Nevadans hit by quake counting blessings; could have been worse | SierraSun.com

Nevadans hit by quake counting blessings; could have been worse

WELLS, Nev. (AP) _ An early morning earthquake damaged hundreds of homes, toppled chimneys and reduced part of a historical district to rubble but residents of this rural northeastern Nevada town are counting their blessings that it wasn’t worse.No one was killed and no serious injuries were reported after the magnitude 6.0 quake jolted the high desert town awake at 6:16 a.m. Wednesday and rumbled across much of the West.Some 20 to 25 buildings suffered heavy damage in the largely vacant historical district of Wells, where brick facades tumbled off several buildings, signs fell and windows broke. A support beam crushed one unoccupied car. Brick and mortar piled up and down the street.”There are a number of buildings that look completely destroyed,” Gov. Jim Gibbons said late Thursday after surveying the damage.”Bricks and mortar and foundations are just about all that is left of them right now,” he said. “But people are safe. We have three minor injuries, no deaths.””I think we were just blessed that Mother Nature struck when it did … rather than sometime later on when the people would be out and about and the sidewalks might have had more people on them when these structures came down,” he said.County commissioners declared a state of emergency in Wells and the town of about 1,600 was closed to all but residents, the Nevada Highway Patrol said.”It was like a bomb went off,” said Elko County Commissioner Mike Nannini, who was standing in the middle of the 4-way Cafe andamp; Casino in Wells when the quake began.”The walls and ceilings started coming down.
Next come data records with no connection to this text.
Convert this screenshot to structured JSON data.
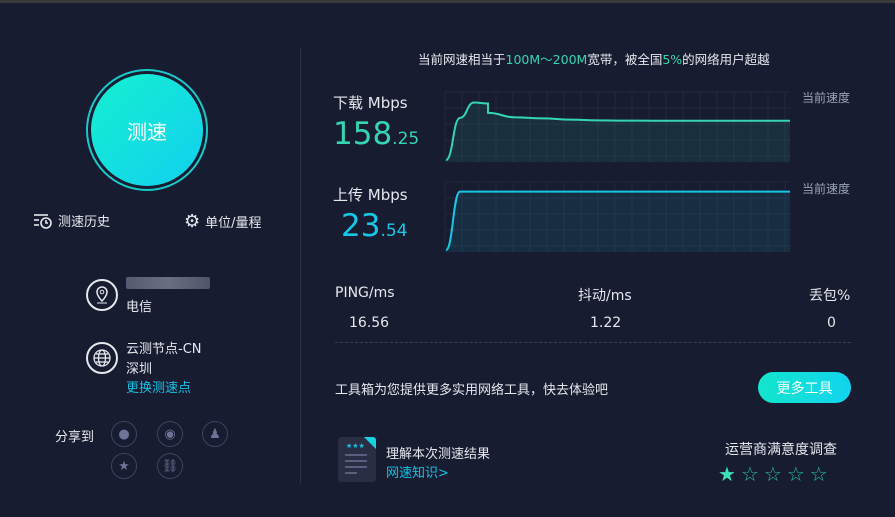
{
  "start_button": "测速",
  "history": "测速历史",
  "units": "单位/量程",
  "isp": {
    "name": "电信"
  },
  "node": {
    "name": "云测节点-CN",
    "city": "深圳",
    "change": "更换测速点"
  },
  "share": {
    "label": "分享到",
    "targets": [
      "wechat",
      "weibo",
      "qq",
      "favorite",
      "link"
    ]
  },
  "summary": {
    "pre": "当前网速相当于",
    "band": "100M～200M",
    "mid": "宽带，被全国",
    "pct": "5%",
    "post": "的网络用户超越"
  },
  "download": {
    "label": "下载",
    "unit": "Mbps",
    "int": "158",
    "dec": ".25",
    "current": "当前速度",
    "color": "#34d6b2",
    "samples": [
      0,
      170,
      232,
      228,
      190,
      172,
      168,
      163,
      160,
      159,
      158.5,
      158.3,
      158.25,
      158.25,
      158.25,
      158.25
    ]
  },
  "upload": {
    "label": "上传",
    "unit": "Mbps",
    "int": "23",
    "dec": ".54",
    "current": "当前速度",
    "color": "#17c7e6",
    "samples": [
      0,
      23.54,
      23.54,
      23.54,
      23.54,
      23.54,
      23.54,
      23.54,
      23.54,
      23.54,
      23.54,
      23.54,
      23.54,
      23.54,
      23.54,
      23.54
    ]
  },
  "stats": [
    {
      "label": "PING/ms",
      "value": "16.56"
    },
    {
      "label": "抖动/ms",
      "value": "1.22"
    },
    {
      "label": "丢包%",
      "value": "0"
    }
  ],
  "tools": {
    "text": "工具箱为您提供更多实用网络工具，快去体验吧",
    "button": "更多工具"
  },
  "knowledge": {
    "title": "理解本次测速结果",
    "link": "网速知识>"
  },
  "survey": {
    "title": "运营商满意度调查",
    "rating": 1,
    "max": 5
  }
}
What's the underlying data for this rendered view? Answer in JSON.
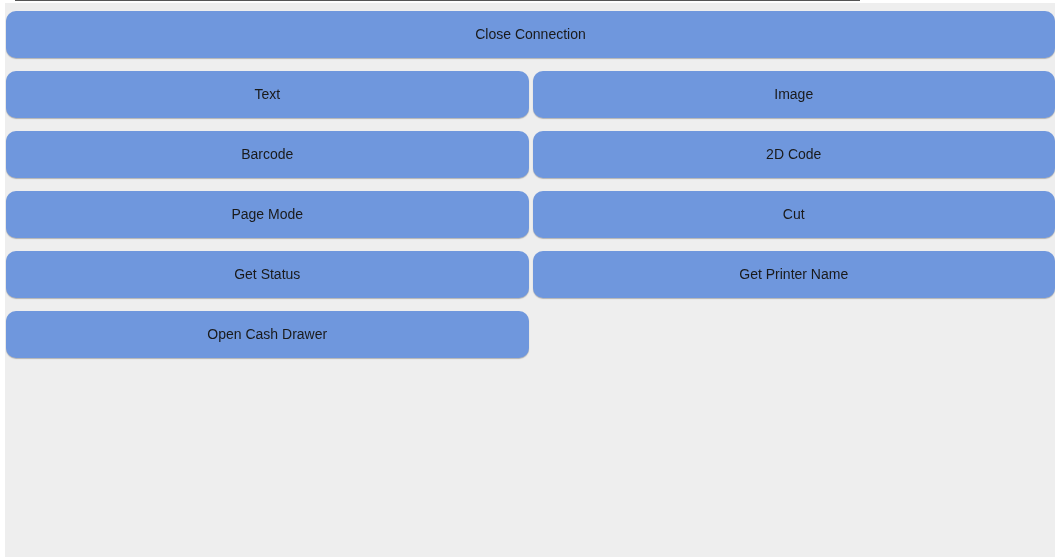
{
  "top_button": {
    "label": "Close Connection"
  },
  "buttons": [
    {
      "label": "Text"
    },
    {
      "label": "Image"
    },
    {
      "label": "Barcode"
    },
    {
      "label": "2D Code"
    },
    {
      "label": "Page Mode"
    },
    {
      "label": "Cut"
    },
    {
      "label": "Get Status"
    },
    {
      "label": "Get Printer Name"
    },
    {
      "label": "Open Cash Drawer"
    }
  ]
}
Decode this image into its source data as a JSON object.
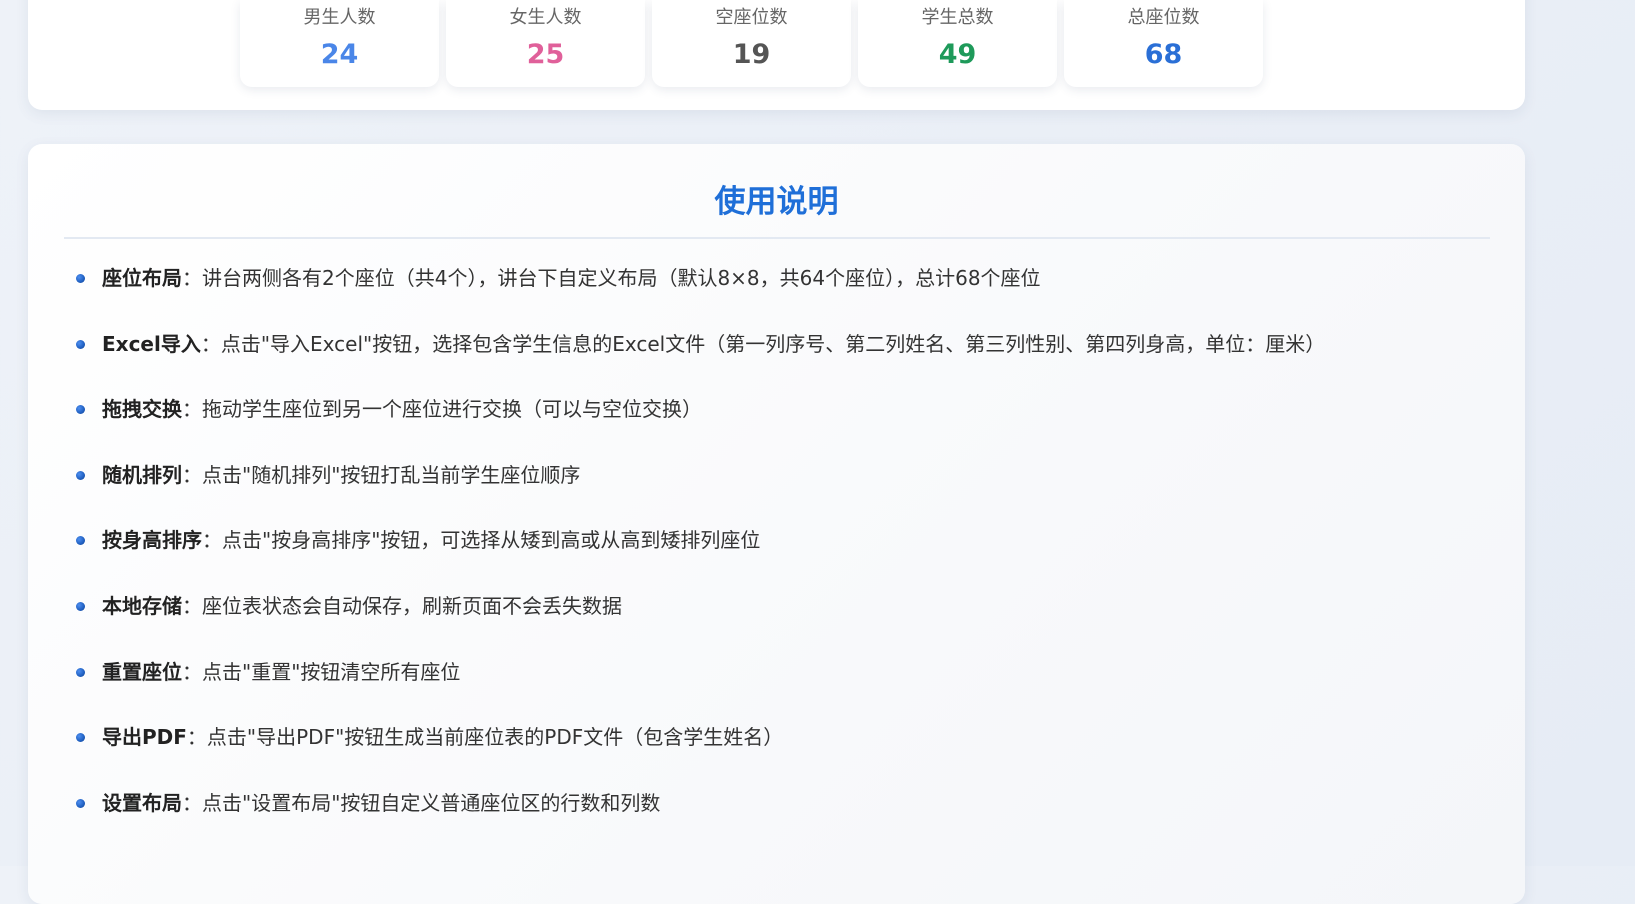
{
  "stats": [
    {
      "label": "男生人数",
      "value": "24",
      "color": "#4a86e8"
    },
    {
      "label": "女生人数",
      "value": "25",
      "color": "#e0609a"
    },
    {
      "label": "空座位数",
      "value": "19",
      "color": "#555555"
    },
    {
      "label": "学生总数",
      "value": "49",
      "color": "#1e9a5a"
    },
    {
      "label": "总座位数",
      "value": "68",
      "color": "#2a6fd6"
    }
  ],
  "instructions": {
    "title": "使用说明",
    "separator": "：",
    "items": [
      {
        "term": "座位布局",
        "desc": "讲台两侧各有2个座位（共4个），讲台下自定义布局（默认8×8，共64个座位），总计68个座位"
      },
      {
        "term": "Excel导入",
        "desc": "点击\"导入Excel\"按钮，选择包含学生信息的Excel文件（第一列序号、第二列姓名、第三列性别、第四列身高，单位：厘米）"
      },
      {
        "term": "拖拽交换",
        "desc": "拖动学生座位到另一个座位进行交换（可以与空位交换）"
      },
      {
        "term": "随机排列",
        "desc": "点击\"随机排列\"按钮打乱当前学生座位顺序"
      },
      {
        "term": "按身高排序",
        "desc": "点击\"按身高排序\"按钮，可选择从矮到高或从高到矮排列座位"
      },
      {
        "term": "本地存储",
        "desc": "座位表状态会自动保存，刷新页面不会丢失数据"
      },
      {
        "term": "重置座位",
        "desc": "点击\"重置\"按钮清空所有座位"
      },
      {
        "term": "导出PDF",
        "desc": "点击\"导出PDF\"按钮生成当前座位表的PDF文件（包含学生姓名）"
      },
      {
        "term": "设置布局",
        "desc": "点击\"设置布局\"按钮自定义普通座位区的行数和列数"
      }
    ]
  }
}
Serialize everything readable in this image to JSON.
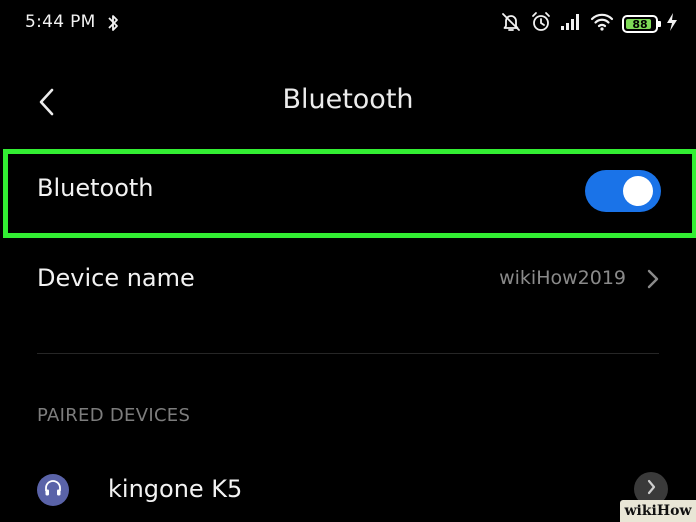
{
  "status_bar": {
    "time": "5:44 PM",
    "battery_level": "88",
    "battery_fraction": 0.88,
    "icons": [
      "bluetooth-icon",
      "mute-bell-icon",
      "alarm-icon",
      "signal-icon",
      "wifi-icon",
      "battery-icon",
      "charging-icon"
    ]
  },
  "header": {
    "back_icon": "chevron-left-icon",
    "title": "Bluetooth"
  },
  "bluetooth_toggle": {
    "label": "Bluetooth",
    "state": "on"
  },
  "device_name": {
    "label": "Device name",
    "value": "wikiHow2019"
  },
  "paired_devices": {
    "header": "PAIRED DEVICES",
    "items": [
      {
        "name": "kingone K5",
        "icon": "headphones-icon"
      }
    ]
  },
  "watermark": {
    "text": "wikiHow"
  },
  "colors": {
    "highlight": "#33ee33",
    "toggle_on": "#1a73e8",
    "battery_fill": "#7ed957",
    "device_avatar": "#5a63a8"
  }
}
Almost all of the businesses are shut down. We have no services and no fuel,” he said at an emergency meeting of the county commissioners.Tom Turk, a state spokesman at the scene, said virtually every one of the 700 residential structures in town sustained some form of damage.”It just immediately jumped into rattling the walls,” said Donna Anderson, who was at the Wagon Wheel residential motel her father built 50 years ago when the quake hit. She said it seemed like the shaking went on for “five or six hours.””I wasn’t terribly scared but it felt like everything was just going to crumble down around us,” Anderson told The Associated Press.The temblor, centered in a sparsely populated area 6 to 12 miles east of Wells, was felt from northern Idaho and Utah to Southern California, officials said. As many as 30 aftershocks were reported.”It was scary, the scariest thing ever,” said Karen Swabb, who lives southeast of Wells in Clover Valley.”I never imagined it could be like that,” she told the Elko Daily Free Press. She said friends in Wells told her “one of their fish flew out of the bowl.”By nightfall, about 40 families had registered at a temporary shelter the American Red Cross helped set up at an elementary school.Three injuries were reported, but they were “not very serious a broken arm, some head lacerations, some difficulty breathing,” Elko County Sheriff’s Sgt. Kevin McKinney said.Wells High School suffered damage and was to remain closed Friday.Dan Burns, spokesman with the Nevada Division of Emergency Management, said workers were inspecting roads, bridges and dams for structural damage.Newmont Mining Corp. Chief Executive Officer Richard O’Brien said an inspection of the underground gold mines in the area “found no deficiencies.”Located along the California Trail traveled by Western pioneers, Wells was founded by Central Pacific Railroad in the 1860s. Thursday’s quake temporarily disrupted the railroad now owned by Union Pacific.The Flying J Truck Stop was evacuated because of a propane leak, Elko County Undersheriff Rocky Gonzalez said, but no fires broke out. The leak was contained by midmorning.In Wendover, Utah, 60 miles away, Tammy Wadsworth was ironing clothes when the quake hit.”I kept thinking, ‘When is it going to quit?’ A couple pictures fell off the walls,” she said. “One of my grandkids ran outside. They didn’t know what else to do. It scared them.”Tony Lowry, an assistant professor of geophysics at Utah State University, said the size of the quake and its location was unusual.”It’s not common at all,” Lowry said. “In that part of Nevada, I don’t think we’ve seen any like that in the last 150 years or so.”It’s not one of the places we would’ve looked or expected.”According the USGS, the quake occurred along the Independence Valley fault system that runs east of Wells and near the Pequop Mountains.The most recent surface rupture on the fault zone “likely occurred several tens of thousands of years ago,” the agency in a statement.The USGS put the quake’s epicenter about 12 miles east-southeast of Wells. But based on sensors closer to the scene, officials at the Nevada Seismology Lab at the University of Nevada, Reno said it was 6 miles northeast of Wells.By Thursday afternoon, more store owners were taking the cleanup effort in stride.”It’s Mother Nature,” said Mitch Smith, the owner of the Wells Auto and Hardware store who was cleaning up spilled paint and other debris.”What good would it do to be upset? We’ve already decided to have a half-off sale on dented cans of paint.”